◆ **YOUR GOAL**
Where does the string "accept" appear in the records? Copy each line that holds it.

◆ **MATERIAL SUPPLIED**
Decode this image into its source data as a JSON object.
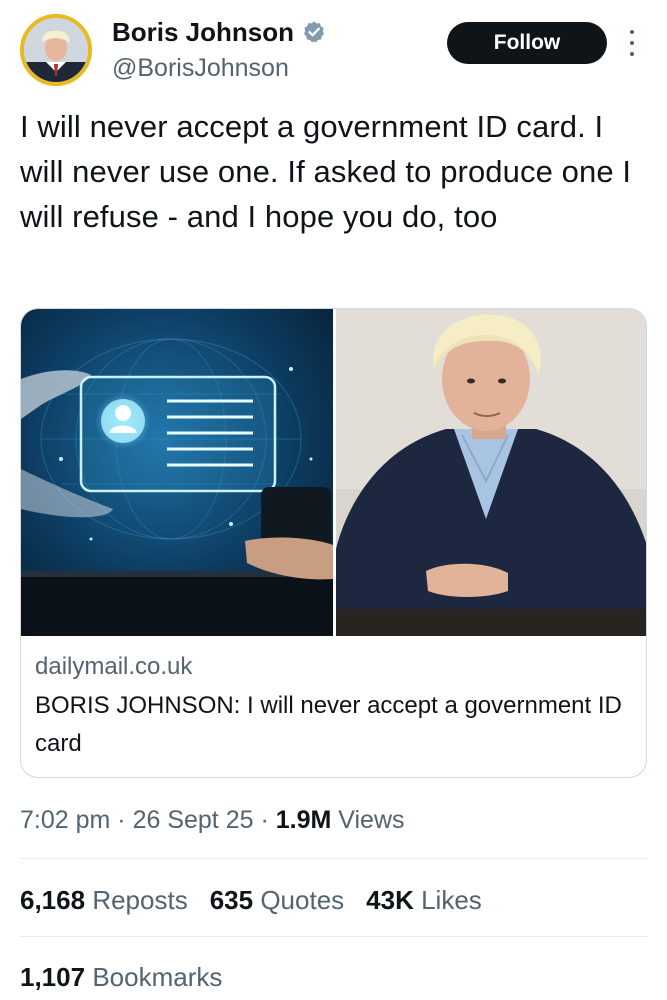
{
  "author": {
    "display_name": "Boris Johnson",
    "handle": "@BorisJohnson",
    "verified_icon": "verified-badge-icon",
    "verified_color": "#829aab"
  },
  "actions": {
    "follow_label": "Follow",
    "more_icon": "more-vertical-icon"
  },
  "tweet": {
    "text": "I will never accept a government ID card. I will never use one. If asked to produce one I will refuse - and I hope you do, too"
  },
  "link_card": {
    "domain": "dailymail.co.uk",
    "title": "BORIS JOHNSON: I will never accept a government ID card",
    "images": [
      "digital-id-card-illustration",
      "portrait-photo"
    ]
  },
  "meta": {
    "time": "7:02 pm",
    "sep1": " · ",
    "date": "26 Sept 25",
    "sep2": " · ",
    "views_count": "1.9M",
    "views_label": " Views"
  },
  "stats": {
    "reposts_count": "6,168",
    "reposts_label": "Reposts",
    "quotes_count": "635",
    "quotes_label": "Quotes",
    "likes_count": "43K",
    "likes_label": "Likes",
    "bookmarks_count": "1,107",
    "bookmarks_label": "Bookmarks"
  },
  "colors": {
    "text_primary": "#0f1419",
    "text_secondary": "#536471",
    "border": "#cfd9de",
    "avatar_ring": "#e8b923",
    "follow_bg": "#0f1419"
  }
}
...
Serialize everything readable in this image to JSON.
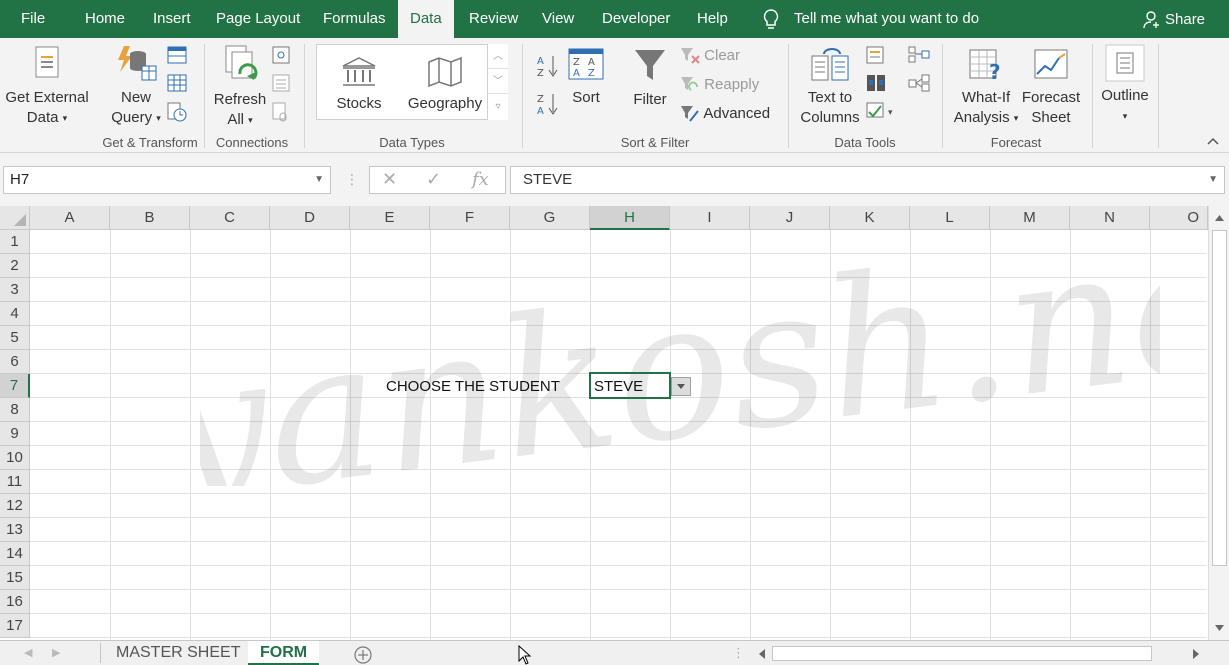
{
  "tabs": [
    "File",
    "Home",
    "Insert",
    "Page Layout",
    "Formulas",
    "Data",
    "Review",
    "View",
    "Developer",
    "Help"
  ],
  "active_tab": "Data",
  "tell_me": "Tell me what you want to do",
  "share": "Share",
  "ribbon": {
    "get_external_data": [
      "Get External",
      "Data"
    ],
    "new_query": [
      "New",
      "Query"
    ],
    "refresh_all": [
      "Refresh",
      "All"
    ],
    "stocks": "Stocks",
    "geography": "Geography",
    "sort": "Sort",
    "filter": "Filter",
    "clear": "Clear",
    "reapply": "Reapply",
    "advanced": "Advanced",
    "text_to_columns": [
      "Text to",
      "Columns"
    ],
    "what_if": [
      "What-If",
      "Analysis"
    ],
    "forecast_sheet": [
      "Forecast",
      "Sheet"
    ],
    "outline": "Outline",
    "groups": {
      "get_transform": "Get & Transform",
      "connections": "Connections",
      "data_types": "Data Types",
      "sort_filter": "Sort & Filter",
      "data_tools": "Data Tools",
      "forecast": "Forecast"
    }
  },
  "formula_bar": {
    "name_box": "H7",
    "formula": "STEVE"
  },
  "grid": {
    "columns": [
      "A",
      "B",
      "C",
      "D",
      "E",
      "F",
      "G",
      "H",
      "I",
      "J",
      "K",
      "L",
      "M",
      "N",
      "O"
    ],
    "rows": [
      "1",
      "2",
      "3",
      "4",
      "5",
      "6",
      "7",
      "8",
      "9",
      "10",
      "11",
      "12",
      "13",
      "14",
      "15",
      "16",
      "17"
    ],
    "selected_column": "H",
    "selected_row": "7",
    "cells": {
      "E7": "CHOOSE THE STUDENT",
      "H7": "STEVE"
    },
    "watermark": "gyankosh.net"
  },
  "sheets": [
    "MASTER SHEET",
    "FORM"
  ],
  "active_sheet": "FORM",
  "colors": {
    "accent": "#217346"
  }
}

◆ **TASK ANSWER**
    "text": "I will never accept a government ID card. I will never use one. If asked to produce one I will refuse - and I hope you do, too"
    "title": "BORIS JOHNSON: I will never accept a government ID card",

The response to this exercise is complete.